Work request. For every line in the material, print that line exactly.
____ Dataset entries
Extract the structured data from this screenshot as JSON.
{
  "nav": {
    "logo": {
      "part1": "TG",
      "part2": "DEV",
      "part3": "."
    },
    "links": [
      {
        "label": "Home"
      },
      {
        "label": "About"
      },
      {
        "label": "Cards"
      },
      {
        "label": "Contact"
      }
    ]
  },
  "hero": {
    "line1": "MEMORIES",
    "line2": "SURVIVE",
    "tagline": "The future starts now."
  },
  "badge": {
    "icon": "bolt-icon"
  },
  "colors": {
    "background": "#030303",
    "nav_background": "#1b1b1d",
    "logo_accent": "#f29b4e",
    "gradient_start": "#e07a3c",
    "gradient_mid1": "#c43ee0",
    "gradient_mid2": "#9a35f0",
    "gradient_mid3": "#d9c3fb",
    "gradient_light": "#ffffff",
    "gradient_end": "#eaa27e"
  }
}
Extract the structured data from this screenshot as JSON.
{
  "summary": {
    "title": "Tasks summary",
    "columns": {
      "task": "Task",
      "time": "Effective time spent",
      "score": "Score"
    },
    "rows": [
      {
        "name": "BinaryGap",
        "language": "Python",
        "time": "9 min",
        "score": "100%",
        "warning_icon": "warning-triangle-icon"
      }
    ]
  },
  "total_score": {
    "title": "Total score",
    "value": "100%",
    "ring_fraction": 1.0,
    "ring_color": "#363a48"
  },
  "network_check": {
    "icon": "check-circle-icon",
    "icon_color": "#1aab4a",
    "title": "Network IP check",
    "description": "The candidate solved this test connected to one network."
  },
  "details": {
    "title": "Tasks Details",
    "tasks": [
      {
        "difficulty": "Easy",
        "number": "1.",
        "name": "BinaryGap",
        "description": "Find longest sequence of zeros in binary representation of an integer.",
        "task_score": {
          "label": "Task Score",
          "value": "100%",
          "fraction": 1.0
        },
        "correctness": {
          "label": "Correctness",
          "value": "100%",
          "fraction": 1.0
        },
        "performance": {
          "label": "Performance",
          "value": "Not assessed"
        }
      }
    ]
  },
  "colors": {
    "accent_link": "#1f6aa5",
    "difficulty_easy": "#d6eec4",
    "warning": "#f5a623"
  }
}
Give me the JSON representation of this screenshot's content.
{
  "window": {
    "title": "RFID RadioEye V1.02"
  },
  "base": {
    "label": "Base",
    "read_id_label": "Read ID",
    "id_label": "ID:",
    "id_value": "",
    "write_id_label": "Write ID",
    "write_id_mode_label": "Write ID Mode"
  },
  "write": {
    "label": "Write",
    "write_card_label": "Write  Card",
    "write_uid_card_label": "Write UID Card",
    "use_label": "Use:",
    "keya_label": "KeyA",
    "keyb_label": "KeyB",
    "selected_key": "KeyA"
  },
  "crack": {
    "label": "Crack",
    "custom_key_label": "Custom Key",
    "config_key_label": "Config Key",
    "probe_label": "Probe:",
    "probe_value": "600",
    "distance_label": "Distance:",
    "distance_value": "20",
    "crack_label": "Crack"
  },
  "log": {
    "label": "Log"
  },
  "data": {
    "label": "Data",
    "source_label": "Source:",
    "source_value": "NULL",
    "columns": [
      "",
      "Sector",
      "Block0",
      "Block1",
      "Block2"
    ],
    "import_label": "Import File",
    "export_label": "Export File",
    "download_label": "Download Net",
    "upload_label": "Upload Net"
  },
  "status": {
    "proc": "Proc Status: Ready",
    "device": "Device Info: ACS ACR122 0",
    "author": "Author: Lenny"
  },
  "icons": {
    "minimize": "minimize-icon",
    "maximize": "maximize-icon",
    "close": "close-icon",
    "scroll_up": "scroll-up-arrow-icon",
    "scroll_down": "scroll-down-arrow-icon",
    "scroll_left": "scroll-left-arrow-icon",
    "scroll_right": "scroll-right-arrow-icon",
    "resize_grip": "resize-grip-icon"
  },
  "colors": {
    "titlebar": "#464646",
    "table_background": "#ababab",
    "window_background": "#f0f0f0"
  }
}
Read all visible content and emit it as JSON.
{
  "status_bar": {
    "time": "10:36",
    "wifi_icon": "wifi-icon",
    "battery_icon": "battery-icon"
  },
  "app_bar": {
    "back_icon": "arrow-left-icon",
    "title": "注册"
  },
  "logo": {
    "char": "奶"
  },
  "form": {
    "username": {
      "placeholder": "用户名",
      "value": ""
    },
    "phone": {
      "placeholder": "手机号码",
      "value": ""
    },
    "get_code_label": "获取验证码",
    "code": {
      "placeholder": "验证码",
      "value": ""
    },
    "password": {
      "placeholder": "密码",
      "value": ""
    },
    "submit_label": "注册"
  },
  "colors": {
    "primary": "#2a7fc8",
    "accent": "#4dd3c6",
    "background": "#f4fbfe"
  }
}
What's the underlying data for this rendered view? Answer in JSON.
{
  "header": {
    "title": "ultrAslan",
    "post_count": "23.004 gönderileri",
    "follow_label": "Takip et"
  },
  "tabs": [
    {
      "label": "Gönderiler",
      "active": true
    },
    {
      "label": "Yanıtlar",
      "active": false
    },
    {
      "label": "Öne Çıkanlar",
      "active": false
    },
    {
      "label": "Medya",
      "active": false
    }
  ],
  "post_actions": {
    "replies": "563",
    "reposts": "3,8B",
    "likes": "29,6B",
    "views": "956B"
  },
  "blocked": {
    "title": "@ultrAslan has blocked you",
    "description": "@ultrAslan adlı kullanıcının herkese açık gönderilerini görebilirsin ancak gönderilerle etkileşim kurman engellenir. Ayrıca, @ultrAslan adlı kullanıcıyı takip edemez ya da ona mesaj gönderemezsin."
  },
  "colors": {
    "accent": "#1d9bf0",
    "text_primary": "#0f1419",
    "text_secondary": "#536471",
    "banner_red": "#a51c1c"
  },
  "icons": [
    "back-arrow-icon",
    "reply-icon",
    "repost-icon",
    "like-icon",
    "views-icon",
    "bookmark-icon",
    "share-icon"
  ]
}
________
Finished task.
Extract the structured data from this screenshot as JSON.
{
  "nav": {
    "logo": {
      "part1": "TG",
      "part2": "DEV",
      "part3": "."
    },
    "links": [
      {
        "label": "Home"
      },
      {
        "label": "About"
      },
      {
        "label": "Cards"
      },
      {
        "label": "Contact"
      }
    ]
  },
  "hero": {
    "line1": "MEMORIES",
    "line2": "SURVIVE",
    "tagline": "The future starts now."
  },
  "badge": {
    "icon": "bolt-icon"
  },
  "colors": {
    "background": "#030303",
    "nav_background": "#1b1b1d",
    "logo_accent": "#f29b4e",
    "gradient_start": "#e07a3c",
    "gradient_mid1": "#c43ee0",
    "gradient_mid2": "#9a35f0",
    "gradient_mid3": "#d9c3fb",
    "gradient_light": "#ffffff",
    "gradient_end": "#eaa27e"
  }
}
Extract the structured data from this screenshot as JSON.
{
  "summary": {
    "title": "Tasks summary",
    "columns": {
      "task": "Task",
      "time": "Effective time spent",
      "score": "Score"
    },
    "rows": [
      {
        "name": "BinaryGap",
        "language": "Python",
        "time": "9 min",
        "score": "100%",
        "warning_icon": "warning-triangle-icon"
      }
    ]
  },
  "total_score": {
    "title": "Total score",
    "value": "100%",
    "ring_fraction": 1.0,
    "ring_color": "#363a48"
  },
  "network_check": {
    "icon": "check-circle-icon",
    "icon_color": "#1aab4a",
    "title": "Network IP check",
    "description": "The candidate solved this test connected to one network."
  },
  "details": {
    "title": "Tasks Details",
    "tasks": [
      {
        "difficulty": "Easy",
        "number": "1.",
        "name": "BinaryGap",
        "description": "Find longest sequence of zeros in binary representation of an integer.",
        "task_score": {
          "label": "Task Score",
          "value": "100%",
          "fraction": 1.0
        },
        "correctness": {
          "label": "Correctness",
          "value": "100%",
          "fraction": 1.0
        },
        "performance": {
          "label": "Performance",
          "value": "Not assessed"
        }
      }
    ]
  },
  "colors": {
    "accent_link": "#1f6aa5",
    "difficulty_easy": "#d6eec4",
    "warning": "#f5a623"
  }
}
Give me the JSON representation of this screenshot's content.
{
  "window": {
    "title": "RFID RadioEye V1.02"
  },
  "base": {
    "label": "Base",
    "read_id_label": "Read ID",
    "id_label": "ID:",
    "id_value": "",
    "write_id_label": "Write ID",
    "write_id_mode_label": "Write ID Mode"
  },
  "write": {
    "label": "Write",
    "write_card_label": "Write  Card",
    "write_uid_card_label": "Write UID Card",
    "use_label": "Use:",
    "keya_label": "KeyA",
    "keyb_label": "KeyB",
    "selected_key": "KeyA"
  },
  "crack": {
    "label": "Crack",
    "custom_key_label": "Custom Key",
    "config_key_label": "Config Key",
    "probe_label": "Probe:",
    "probe_value": "600",
    "distance_label": "Distance:",
    "distance_value": "20",
    "crack_label": "Crack"
  },
  "log": {
    "label": "Log"
  },
  "data": {
    "label": "Data",
    "source_label": "Source:",
    "source_value": "NULL",
    "columns": [
      "",
      "Sector",
      "Block0",
      "Block1",
      "Block2"
    ],
    "import_label": "Import File",
    "export_label": "Export File",
    "download_label": "Download Net",
    "upload_label": "Upload Net"
  },
  "status": {
    "proc": "Proc Status: Ready",
    "device": "Device Info: ACS ACR122 0",
    "author": "Author: Lenny"
  },
  "icons": {
    "minimize": "minimize-icon",
    "maximize": "maximize-icon",
    "close": "close-icon",
    "scroll_up": "scroll-up-arrow-icon",
    "scroll_down": "scroll-down-arrow-icon",
    "scroll_left": "scroll-left-arrow-icon",
    "scroll_right": "scroll-right-arrow-icon",
    "resize_grip": "resize-grip-icon"
  },
  "colors": {
    "titlebar": "#464646",
    "table_background": "#ababab",
    "window_background": "#f0f0f0"
  }
}
Read all visible content and emit it as JSON.
{
  "status_bar": {
    "time": "10:36",
    "wifi_icon": "wifi-icon",
    "battery_icon": "battery-icon"
  },
  "app_bar": {
    "back_icon": "arrow-left-icon",
    "title": "注册"
  },
  "logo": {
    "char": "奶"
  },
  "form": {
    "username": {
      "placeholder": "用户名",
      "value": ""
    },
    "phone": {
      "placeholder": "手机号码",
      "value": ""
    },
    "get_code_label": "获取验证码",
    "code": {
      "placeholder": "验证码",
      "value": ""
    },
    "password": {
      "placeholder": "密码",
      "value": ""
    },
    "submit_label": "注册"
  },
  "colors": {
    "primary": "#2a7fc8",
    "accent": "#4dd3c6",
    "background": "#f4fbfe"
  }
}
What's the underlying data for this rendered view? Answer in JSON.
{
  "header": {
    "title": "ultrAslan",
    "post_count": "23.004 gönderileri",
    "follow_label": "Takip et"
  },
  "tabs": [
    {
      "label": "Gönderiler",
      "active": true
    },
    {
      "label": "Yanıtlar",
      "active": false
    },
    {
      "label": "Öne Çıkanlar",
      "active": false
    },
    {
      "label": "Medya",
      "active": false
    }
  ],
  "post_actions": {
    "replies": "563",
    "reposts": "3,8B",
    "likes": "29,6B",
    "views": "956B"
  },
  "blocked": {
    "title": "@ultrAslan has blocked you",
    "description": "@ultrAslan adlı kullanıcının herkese açık gönderilerini görebilirsin ancak gönderilerle etkileşim kurman engellenir. Ayrıca, @ultrAslan adlı kullanıcıyı takip edemez ya da ona mesaj gönderemezsin."
  },
  "colors": {
    "accent": "#1d9bf0",
    "text_primary": "#0f1419",
    "text_secondary": "#536471",
    "banner_red": "#a51c1c"
  },
  "icons": [
    "back-arrow-icon",
    "reply-icon",
    "repost-icon",
    "like-icon",
    "views-icon",
    "bookmark-icon",
    "share-icon"
  ]
}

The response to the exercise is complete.